Last month, Black & Decker Corporation announced their acquisition of Vector Products, based here in South Florida, for $160 million (press release). Vector was founded only ten years ago, and has made a name for itself by leveraging its technology strengths in battery charging into a broad line of innovative charging, lighting and emergency-related consumer products. They established themselves as innovators and gained distribution at major mass retailers including Wal-mart, Target, Home Depot and Sam's Club, among others.
One of the key milestones in Vector's growth was their license of the Black & Decker brand for a unique line of emergency-power chargers, inverters and lights. I don't know first hand what went on within Black & Decker's walls during their initial decision-making on licensing the brand to Vector. Whether it was intentional or not, Black & Decker executed a winning strategy of using brand licensing as a tool for open innovation.
Many corporate leaders equate the concept of 'open innovation' with technology scouting and technology acquisition. But it's really much more. Smart companies recognize that open innovation models allow them to create a network of innovators that can explore new categories and technologies for them, prior to the larger company taking on the risk directly. On the surface, Black & Decker's purchase of Vector was a simple accretive acquisition -- to fuel growth. But it's just as likely that Black & Decker was looking to expand into these technologies/categories in a bigger way... and both as a method of hedging risk and shortening the timeline, brand licensing became a smart way to conduct a strategic experiment of sorts.
As large companies look to strategic innovation to create new sources of growth, licensing one's brand to a technology innovator in the category provides the benefit of speed and brand leverage, while minimizing the risk to the parent company. Of course, brand licensing can't be taken lightly either and due dilligence and license managment play an important role.

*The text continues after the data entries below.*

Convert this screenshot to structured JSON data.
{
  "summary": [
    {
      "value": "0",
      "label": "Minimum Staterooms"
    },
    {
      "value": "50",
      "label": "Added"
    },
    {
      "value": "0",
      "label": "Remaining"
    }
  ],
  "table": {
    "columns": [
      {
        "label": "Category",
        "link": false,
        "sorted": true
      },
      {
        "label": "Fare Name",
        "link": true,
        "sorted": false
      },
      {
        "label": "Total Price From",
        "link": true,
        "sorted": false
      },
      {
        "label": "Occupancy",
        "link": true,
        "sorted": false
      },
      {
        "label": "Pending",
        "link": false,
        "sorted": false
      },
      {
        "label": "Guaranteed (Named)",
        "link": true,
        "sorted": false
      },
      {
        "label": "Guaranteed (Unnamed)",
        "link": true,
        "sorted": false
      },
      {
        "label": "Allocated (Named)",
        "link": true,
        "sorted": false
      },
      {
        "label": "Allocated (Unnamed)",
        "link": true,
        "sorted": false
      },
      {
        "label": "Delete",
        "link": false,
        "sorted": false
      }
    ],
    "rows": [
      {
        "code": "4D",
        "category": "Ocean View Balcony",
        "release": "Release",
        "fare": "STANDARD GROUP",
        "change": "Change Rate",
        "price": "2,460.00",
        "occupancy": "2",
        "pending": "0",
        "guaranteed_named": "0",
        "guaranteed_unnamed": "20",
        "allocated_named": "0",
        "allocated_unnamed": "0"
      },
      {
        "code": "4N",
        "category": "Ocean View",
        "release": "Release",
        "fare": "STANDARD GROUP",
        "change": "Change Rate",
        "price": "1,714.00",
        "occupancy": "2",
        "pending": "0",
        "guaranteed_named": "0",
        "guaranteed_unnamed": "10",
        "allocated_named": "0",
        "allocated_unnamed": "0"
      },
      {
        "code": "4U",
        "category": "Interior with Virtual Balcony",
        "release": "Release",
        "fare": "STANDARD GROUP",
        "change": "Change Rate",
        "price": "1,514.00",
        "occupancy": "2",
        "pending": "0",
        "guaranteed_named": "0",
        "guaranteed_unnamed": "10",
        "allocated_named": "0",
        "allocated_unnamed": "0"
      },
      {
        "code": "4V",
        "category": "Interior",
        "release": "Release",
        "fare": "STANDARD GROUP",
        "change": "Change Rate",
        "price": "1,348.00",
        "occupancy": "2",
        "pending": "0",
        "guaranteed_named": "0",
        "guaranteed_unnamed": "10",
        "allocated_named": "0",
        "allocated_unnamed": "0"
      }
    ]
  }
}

But if your company has the capability and mindset for strategic licensing out of its brands, consider licensing as one of your key potential tools in your 'open innovation' strategy as well.
Conversely, if you're an entrepreneur seeking to license your technology and products to large established companies, obtaining a brand license from a target acquirer provides a great way for both sides to test the waters -- though the brand licensee bears more risk in this model.
Ultimately, brand licensing can be a tool for sharing risks and improving the odds that risk-adverse larger companies can leverage the innovations and technologies of risk-taking entrepreneurs (at least the ones able to bootstrap a licensed venture). For more on this model, see my article in last month's Vision Magazine.